We get mail

In Friday’s post – last week – reader James O’Keefe said, “Don’t be too hard on stupid titles. CLOSE ENCOUNTERS OF THE THIRD KIND is such a classic nobody cares what a stupid title it is.” About which I asked, “Incidentally, what are/were the first and second kinds of close encounters?” That ginned up the [...]

We get mail

Not much because this blog is so new and it has, what, 9 readers. Maybe 10. James O’Keefe is one of this modest number. He replied to my series of posts on odd and bad titles with this: “Don’t be too hard on stupid titles. CLOSE ENCOUNTERS OF THE THIRD KIND is such a classic [...]

A scene in need of a character

This isn’t exactly rewriting, yet it is. I’m writing what in Japan is called a thumb novel – it’s designed to be read on a cellphone screen – and, by golly, the book is shaping up to be a thriller. Over three chapters, a hired killer chases our hero through the state capitol. It’s after [...]

Part 2: Are you an outliner?

I’ve been in a writers group long enough that I no longer tell new writers whether they should outline or write out of inspiration. And they all ask. Didn’t you when you started out? Be honest. Of course, you did. The truth is you and I had to find what works for us. Here’s what [...]

Are you an outliner?
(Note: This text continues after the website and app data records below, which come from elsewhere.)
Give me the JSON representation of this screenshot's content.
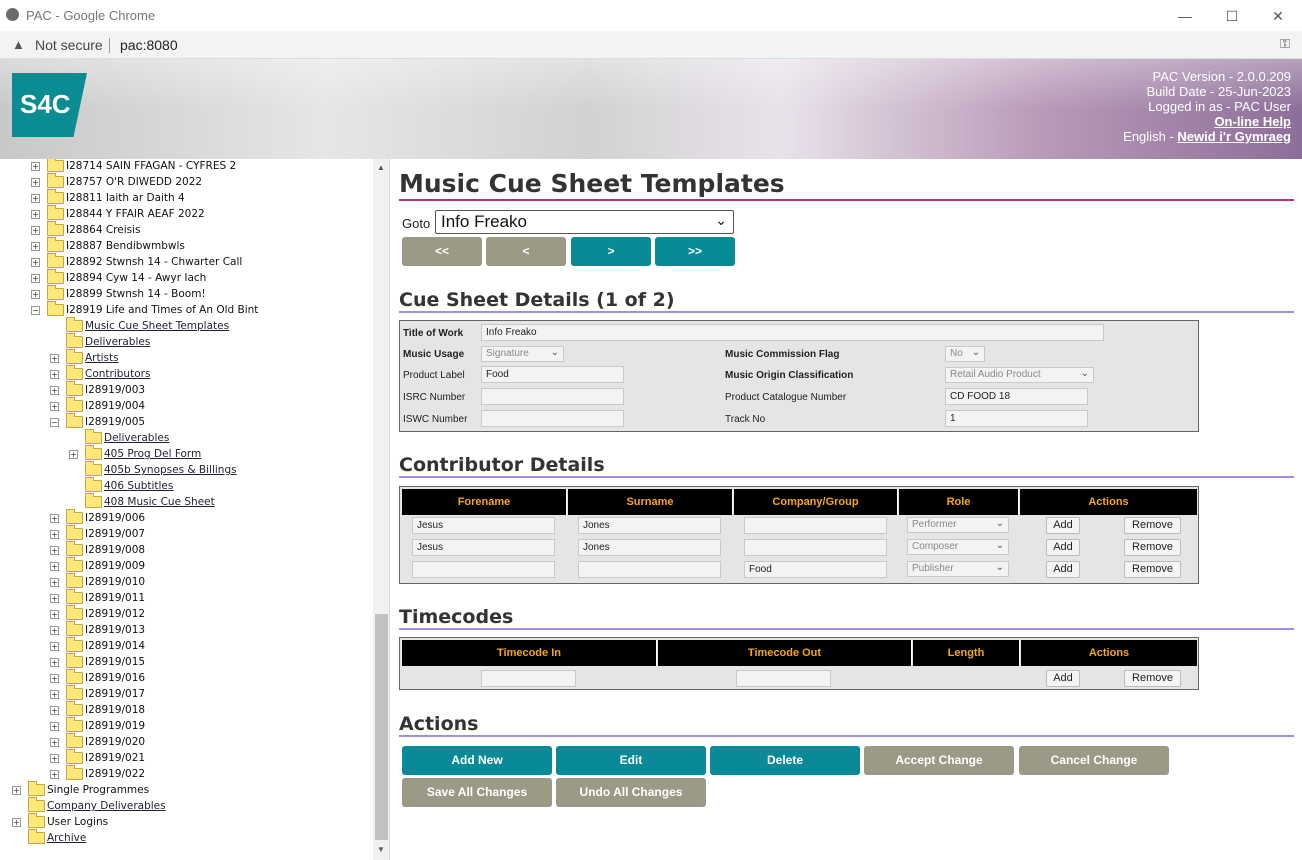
{
  "window": {
    "title": "PAC - Google Chrome",
    "minimize": "—",
    "maximize": "☐",
    "close": "✕"
  },
  "addressbar": {
    "security": "Not secure",
    "url": "pac:8080"
  },
  "banner": {
    "logo": "S4C",
    "version": "PAC Version - 2.0.0.209",
    "build": "Build Date - 25-Jun-2023",
    "login": "Logged in as - PAC User",
    "help": "On-line Help",
    "lang_prefix": "English - ",
    "lang_link": "Newid i'r Gymraeg"
  },
  "tree": [
    {
      "label": "I28714 SAIN FFAGAN - CYFRES 2",
      "level": 2,
      "exp": "+",
      "link": false
    },
    {
      "label": "I28757 O'R DIWEDD 2022",
      "level": 2,
      "exp": "+",
      "link": false
    },
    {
      "label": "I28811 Iaith ar Daith 4",
      "level": 2,
      "exp": "+",
      "link": false
    },
    {
      "label": "I28844 Y FFAIR AEAF 2022",
      "level": 2,
      "exp": "+",
      "link": false
    },
    {
      "label": "I28864 Creisis",
      "level": 2,
      "exp": "+",
      "link": false
    },
    {
      "label": "I28887 Bendibwmbwls",
      "level": 2,
      "exp": "+",
      "link": false
    },
    {
      "label": "I28892 Stwnsh 14 - Chwarter Call",
      "level": 2,
      "exp": "+",
      "link": false
    },
    {
      "label": "I28894 Cyw 14 - Awyr Iach",
      "level": 2,
      "exp": "+",
      "link": false
    },
    {
      "label": "I28899 Stwnsh 14 - Boom!",
      "level": 2,
      "exp": "+",
      "link": false
    },
    {
      "label": "I28919 Life and Times of An Old Bint",
      "level": 2,
      "exp": "-",
      "link": false
    },
    {
      "label": "Music Cue Sheet Templates",
      "level": 3,
      "exp": "",
      "link": true
    },
    {
      "label": "Deliverables",
      "level": 3,
      "exp": "",
      "link": true
    },
    {
      "label": "Artists",
      "level": 3,
      "exp": "+",
      "link": true
    },
    {
      "label": "Contributors",
      "level": 3,
      "exp": "+",
      "link": true
    },
    {
      "label": "I28919/003",
      "level": 3,
      "exp": "+",
      "link": false
    },
    {
      "label": "I28919/004",
      "level": 3,
      "exp": "+",
      "link": false
    },
    {
      "label": "I28919/005",
      "level": 3,
      "exp": "-",
      "link": false
    },
    {
      "label": "Deliverables",
      "level": 4,
      "exp": "",
      "link": true
    },
    {
      "label": "405 Prog Del Form",
      "level": 4,
      "exp": "+",
      "link": true
    },
    {
      "label": "405b Synopses & Billings",
      "level": 4,
      "exp": "",
      "link": true
    },
    {
      "label": "406 Subtitles",
      "level": 4,
      "exp": "",
      "link": true
    },
    {
      "label": "408 Music Cue Sheet",
      "level": 4,
      "exp": "",
      "link": true
    },
    {
      "label": "I28919/006",
      "level": 3,
      "exp": "+",
      "link": false
    },
    {
      "label": "I28919/007",
      "level": 3,
      "exp": "+",
      "link": false
    },
    {
      "label": "I28919/008",
      "level": 3,
      "exp": "+",
      "link": false
    },
    {
      "label": "I28919/009",
      "level": 3,
      "exp": "+",
      "link": false
    },
    {
      "label": "I28919/010",
      "level": 3,
      "exp": "+",
      "link": false
    },
    {
      "label": "I28919/011",
      "level": 3,
      "exp": "+",
      "link": false
    },
    {
      "label": "I28919/012",
      "level": 3,
      "exp": "+",
      "link": false
    },
    {
      "label": "I28919/013",
      "level": 3,
      "exp": "+",
      "link": false
    },
    {
      "label": "I28919/014",
      "level": 3,
      "exp": "+",
      "link": false
    },
    {
      "label": "I28919/015",
      "level": 3,
      "exp": "+",
      "link": false
    },
    {
      "label": "I28919/016",
      "level": 3,
      "exp": "+",
      "link": false
    },
    {
      "label": "I28919/017",
      "level": 3,
      "exp": "+",
      "link": false
    },
    {
      "label": "I28919/018",
      "level": 3,
      "exp": "+",
      "link": false
    },
    {
      "label": "I28919/019",
      "level": 3,
      "exp": "+",
      "link": false
    },
    {
      "label": "I28919/020",
      "level": 3,
      "exp": "+",
      "link": false
    },
    {
      "label": "I28919/021",
      "level": 3,
      "exp": "+",
      "link": false
    },
    {
      "label": "I28919/022",
      "level": 3,
      "exp": "+",
      "link": false
    },
    {
      "label": "Single Programmes",
      "level": 1,
      "exp": "+",
      "link": false
    },
    {
      "label": "Company Deliverables",
      "level": 1,
      "exp": "",
      "link": true
    },
    {
      "label": "User Logins",
      "level": 1,
      "exp": "+",
      "link": false
    },
    {
      "label": "Archive",
      "level": 1,
      "exp": "",
      "link": true
    }
  ],
  "main": {
    "title": "Music Cue Sheet Templates",
    "goto_label": "Goto",
    "goto_value": "Info Freako",
    "nav": [
      "<<",
      "<",
      ">",
      ">>"
    ],
    "details_heading": "Cue Sheet Details (1 of 2)",
    "details": {
      "title_label": "Title of Work",
      "title_value": "Info Freako",
      "usage_label": "Music Usage",
      "usage_value": "Signature",
      "product_label": "Product Label",
      "product_value": "Food",
      "isrc_label": "ISRC Number",
      "isrc_value": "",
      "iswc_label": "ISWC Number",
      "iswc_value": "",
      "commission_label": "Music Commission Flag",
      "commission_value": "No",
      "origin_label": "Music Origin Classification",
      "origin_value": "Retail Audio Product",
      "catalogue_label": "Product Catalogue Number",
      "catalogue_value": "CD FOOD 18",
      "track_label": "Track No",
      "track_value": "1"
    },
    "contrib_heading": "Contributor Details",
    "contrib_headers": [
      "Forename",
      "Surname",
      "Company/Group",
      "Role",
      "Actions"
    ],
    "contrib_rows": [
      {
        "forename": "Jesus",
        "surname": "Jones",
        "company": "",
        "role": "Performer"
      },
      {
        "forename": "Jesus",
        "surname": "Jones",
        "company": "",
        "role": "Composer"
      },
      {
        "forename": "",
        "surname": "",
        "company": "Food",
        "role": "Publisher"
      }
    ],
    "add_label": "Add",
    "remove_label": "Remove",
    "timecodes_heading": "Timecodes",
    "timecode_headers": [
      "Timecode In",
      "Timecode Out",
      "Length",
      "Actions"
    ],
    "actions_heading": "Actions",
    "actions": [
      {
        "label": "Add New",
        "style": "teal"
      },
      {
        "label": "Edit",
        "style": "teal"
      },
      {
        "label": "Delete",
        "style": "teal"
      },
      {
        "label": "Accept Change",
        "style": "grey"
      },
      {
        "label": "Cancel Change",
        "style": "grey"
      },
      {
        "label": "Save All Changes",
        "style": "grey"
      },
      {
        "label": "Undo All Changes",
        "style": "grey"
      }
    ]
  },
  "colors": {
    "teal": "#0a8a96",
    "grey": "#9a9a86",
    "title_rule": "#b0307d",
    "section_rule": "#a08fe0",
    "header_text": "#f4a619"
  }
}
If you are, you’re in good company. Of course, if you don’t outline your novels, you’re also in good company. Here are three who do: Michael Black, author of Windy City Knights and a half-dozen other crime novels including two he’s written with partners: “Oh, yeah, I outline. I have to know where my story [...]

Writing with a partner

Most of us don’t. It’s too hard for us to comprise, and writing partners have to do a lot of that or one ends up murdering the other, either for real or mentally. Stan Trollip and Michael Sears make writing together work. They brought out their second bestseller in June, The Second Death of Goodluck [...]

Part 5: How short can you write?

Bruce Holland Rogers is the master of the short short short story. And he’s prolific. Turns out three a month that he sells to 700-plus subscribers in far-flung corners of the world. Want to check him out? Here’s a link. The 69-word story is one form of short short short that Bruce particularly likes. Our [...]

Part 4: How short can you write?

American writer/performer Barry Yourgrau has experience writing cellphone fiction – short stories – for young Japanese readers. His collection has gotten 100,000 hits, although the book that came later was a sales bust. Yourgrau wrote about thumb novels, as cellphone fiction is called in Japan, and what he learned from his experience of trying to [...]

Part 3: How short can you write?

Dana Goodyear last year wrote about the cellphone phenomenon in Japan. The story appeared in the December 22 issue of The New Yorker. Here’s an excerpt: “For young Japanese, and especially for girls, cell phones – sophisticated, cheap, and, for the past decade, capable of connecting to the Internet – have filled the gap. A [...]